Kevin Orlando’s early chapter book, Cheechoo The Res-Q, is a sweet story about a loveable, sadly unwanted, stray dog. The plot follows Cheechoo as he makes his way through the quagmire of fending for himself on the city streets. There are friendships, both with humans and other animals, and danger from all manner of living creatures, but Cheechoo stands up to it all with a perkiness that will make us marvel. Descriptive narrative is used effectively to set the stage for this story and to build the bonds that exist between humans and animals as well as between animals. The dialogue is light-hearted and sincere, helping move the story along and developing character traits and emotions as well. Most of the story is told from Cheechoo’s point of view, though the opening is from Massimo’s point of view as he faces the challenges of closing his deli and saying goodbye forever to Cheechoo. The story is tender and compassionate and with a sudden show-stopper cliff-hanger at the end, readers will be anxious to read the next book in the series.

Justine Reyes

Cheechoo the Res-Q by Kevin Orlando follows the story of Cheechoo, a stray dog, and his friends Chucky, Stooley, and Mariah.

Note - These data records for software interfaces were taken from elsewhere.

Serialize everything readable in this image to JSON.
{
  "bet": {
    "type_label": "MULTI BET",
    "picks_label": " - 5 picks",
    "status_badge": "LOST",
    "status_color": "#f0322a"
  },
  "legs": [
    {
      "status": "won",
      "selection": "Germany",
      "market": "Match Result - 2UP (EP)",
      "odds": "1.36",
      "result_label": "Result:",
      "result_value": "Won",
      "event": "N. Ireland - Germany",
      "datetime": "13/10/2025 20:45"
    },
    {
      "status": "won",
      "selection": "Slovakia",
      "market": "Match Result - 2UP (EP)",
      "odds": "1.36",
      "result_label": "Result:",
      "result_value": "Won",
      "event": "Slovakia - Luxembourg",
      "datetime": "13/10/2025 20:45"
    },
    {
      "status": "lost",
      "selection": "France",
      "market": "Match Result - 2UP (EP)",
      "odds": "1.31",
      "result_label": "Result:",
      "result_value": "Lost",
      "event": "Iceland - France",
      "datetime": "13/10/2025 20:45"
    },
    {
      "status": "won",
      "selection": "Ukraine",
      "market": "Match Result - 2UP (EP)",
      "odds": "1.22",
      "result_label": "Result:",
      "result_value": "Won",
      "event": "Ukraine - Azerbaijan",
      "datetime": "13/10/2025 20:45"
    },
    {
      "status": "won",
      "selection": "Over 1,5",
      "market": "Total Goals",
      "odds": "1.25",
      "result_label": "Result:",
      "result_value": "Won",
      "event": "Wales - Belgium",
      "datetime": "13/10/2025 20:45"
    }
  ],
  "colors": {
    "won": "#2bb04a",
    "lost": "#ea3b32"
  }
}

There are two plots within the story that young readers follow. The first plot centers around Cheechoo's friend, Chucky. Chucky owes an outstanding debt to Necko the cat. The debt arose from Chucky betting on pigeon races, which leads Cheechoo and the gang to formulate a plan to help Chucky out. The second plot revolves around the real villains of the story. First, there is Jacob Ravel. Ravel is your run-of-the-mill mad scientist who unethically experiments on animals for scientific gain. Second, there is Patrick Moss. Moss runs an international dogfighting operation. Ravel and Moss are, in a sense, business partners.

Cheechoo the Res-Q reminded me of old movies from my childhood, most prominently Shark Tale. Cheechoo the Res-Q is full of animal hi-jinx and fun. It also covers themes such as animal exploitation and gambling. Even as an adult, Cheechoo the Res-Q was a fun read. I can see this becoming a successful chapter book series. I would recommend this book to children between ages 8 and 12. Some of the subject matter is a little too mature for younger children and a bit too young for children older than 12. All in all, I hope to see more of Cheechoo and his animal pals.